[Dataset rows for apps and sites]
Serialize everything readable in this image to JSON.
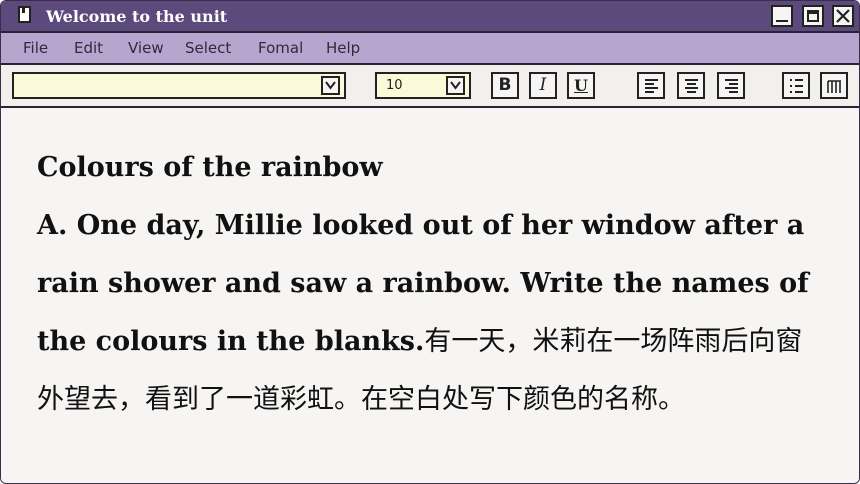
{
  "window": {
    "title": "Welcome to the unit"
  },
  "menubar": {
    "items": [
      "File",
      "Edit",
      "View",
      "Select",
      "Fomal",
      "Help"
    ]
  },
  "toolbar": {
    "font_value": "",
    "size_value": "10",
    "bold_label": "B",
    "italic_label": "I",
    "underline_label": "U"
  },
  "content": {
    "heading": "Colours of the rainbow",
    "paragraph_en": "A. One day, Millie looked out of her window after a rain shower and saw a rainbow. Write the names of the colours in the blanks.",
    "paragraph_cn": "有一天，米莉在一场阵雨后向窗外望去，看到了一道彩虹。在空白处写下颜色的名称。"
  },
  "colors": {
    "titlebar": "#5d4a7c",
    "menubar": "#b6a5cf",
    "field": "#fbfad8"
  }
}
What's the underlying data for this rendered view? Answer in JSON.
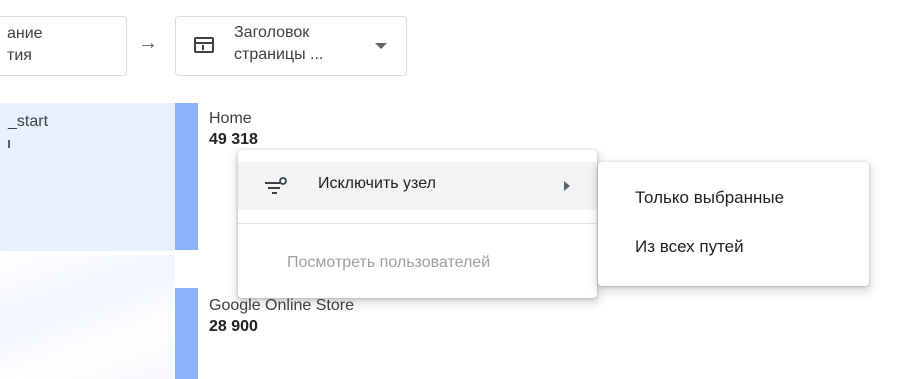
{
  "steps": {
    "left": {
      "line1": "ание",
      "line2": "тия"
    },
    "right": {
      "line1": "Заголовок",
      "line2": "страницы ..."
    }
  },
  "left_node": {
    "label": "_start"
  },
  "nodes": [
    {
      "label": "Home",
      "value": "49 318"
    },
    {
      "label": "Google Online Store",
      "value": "28 900"
    }
  ],
  "context_menu": {
    "exclude_label": "Исключить узел",
    "view_users_label": "Посмотреть пользователей"
  },
  "submenu": {
    "items": [
      "Только выбранные",
      "Из всех путей"
    ]
  },
  "icons": {
    "arrow": "arrow-right-icon",
    "table": "table-header-icon",
    "dropdown": "caret-down-icon",
    "filter": "filter-remove-icon",
    "submenu": "chevron-right-icon"
  },
  "colors": {
    "node": "#8ab4f8",
    "panel": "#e8f0fe",
    "disabled_text": "#9aa0a6",
    "hover": "#f1f3f4"
  }
}
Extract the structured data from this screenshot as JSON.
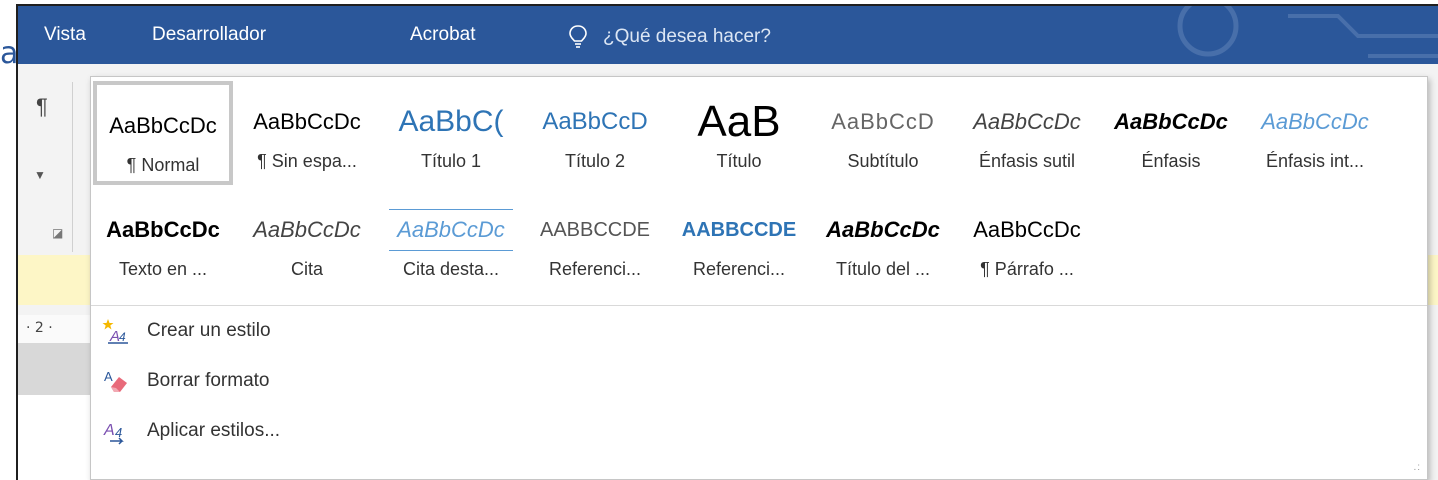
{
  "tabs": [
    "Vista",
    "Desarrollador",
    "Acrobat"
  ],
  "tell_me": {
    "icon": "lightbulb-icon",
    "placeholder": "¿Qué desea hacer?"
  },
  "edge_letter": "a",
  "ribbon": {
    "paragraph_mark": "¶",
    "ruler_number": "· 2 ·"
  },
  "gallery": {
    "row1": [
      {
        "preview": "AaBbCcDc",
        "label": "¶ Normal",
        "selected": true
      },
      {
        "preview": "AaBbCcDc",
        "label": "¶ Sin espa..."
      },
      {
        "preview": "AaBbC(",
        "label": "Título 1"
      },
      {
        "preview": "AaBbCcD",
        "label": "Título 2"
      },
      {
        "preview": "AaB",
        "label": "Título"
      },
      {
        "preview": "AaBbCcD",
        "label": "Subtítulo"
      },
      {
        "preview": "AaBbCcDc",
        "label": "Énfasis sutil"
      },
      {
        "preview": "AaBbCcDc",
        "label": "Énfasis"
      },
      {
        "preview": "AaBbCcDc",
        "label": "Énfasis int..."
      }
    ],
    "row2": [
      {
        "preview": "AaBbCcDc",
        "label": "Texto en ..."
      },
      {
        "preview": "AaBbCcDc",
        "label": "Cita"
      },
      {
        "preview": "AaBbCcDc",
        "label": "Cita desta..."
      },
      {
        "preview": "AABBCCDE",
        "label": "Referenci..."
      },
      {
        "preview": "AABBCCDE",
        "label": "Referenci..."
      },
      {
        "preview": "AaBbCcDc",
        "label": "Título del ..."
      },
      {
        "preview": "AaBbCcDc",
        "label": "¶ Párrafo ..."
      }
    ],
    "commands": [
      {
        "label": "Crear un estilo",
        "icon": "create-style-icon"
      },
      {
        "label": "Borrar formato",
        "icon": "eraser-icon"
      },
      {
        "label": "Aplicar estilos...",
        "icon": "apply-styles-icon"
      }
    ]
  },
  "colors": {
    "ribbon_blue": "#2b579a",
    "heading_blue": "#2e74b5",
    "emphasis_blue": "#5b9bd5",
    "selection_gray": "#c8c8c8"
  }
}
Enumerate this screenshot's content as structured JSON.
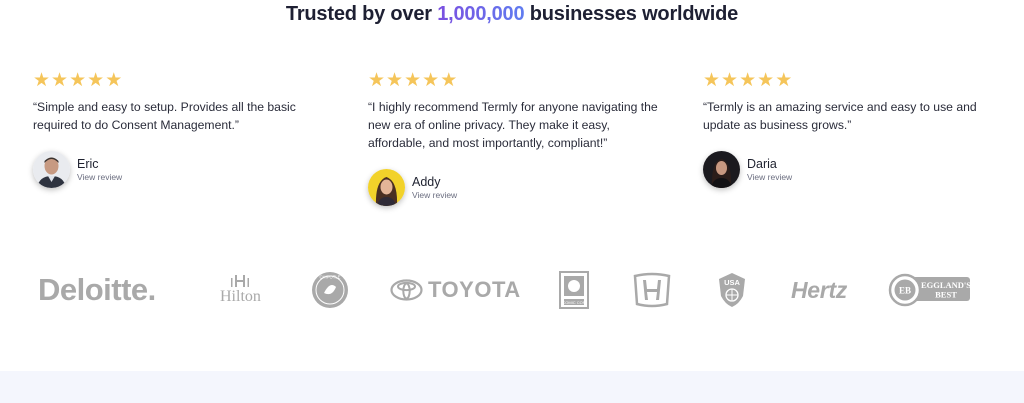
{
  "headline": {
    "prefix": "Trusted by over ",
    "highlight": "1,000,000",
    "suffix": " businesses worldwide"
  },
  "reviews": [
    {
      "rating": 5,
      "quote": "“Simple and easy to setup. Provides all the basic required to do Consent Management.”",
      "name": "Eric",
      "link": "View review"
    },
    {
      "rating": 5,
      "quote": "“I highly recommend Termly for anyone navigating the new era of online privacy. They make it easy, affordable, and most importantly, compliant!”",
      "name": "Addy",
      "link": "View review"
    },
    {
      "rating": 5,
      "quote": "“Termly is an amazing service and easy to use and update as business grows.”",
      "name": "Daria",
      "link": "View review"
    }
  ],
  "logos": {
    "deloitte": "Deloitte.",
    "hilton": "Hilton",
    "toyota": "TOYOTA",
    "hertz": "Hertz",
    "egglands_line1": "EGGLAND'S",
    "egglands_line2": "BEST",
    "chipotle": "CHIPOTLE",
    "comiccon": "COMIC CON",
    "usa": "USA"
  },
  "colors": {
    "star": "#f5c55a",
    "accent_start": "#7b4fe0",
    "accent_end": "#5f7cf0",
    "logo_gray": "#a9a9a9",
    "footer_band": "#f4f6fd"
  }
}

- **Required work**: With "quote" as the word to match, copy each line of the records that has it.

- **Answer to this task**:
      "quote": "“Simple and easy to setup. Provides all the basic required to do Consent Management.”",
      "quote": "“I highly recommend Termly for anyone navigating the new era of online privacy. They make it easy, affordable, and most importantly, compliant!”",
      "quote": "“Termly is an amazing service and easy to use and update as business grows.”",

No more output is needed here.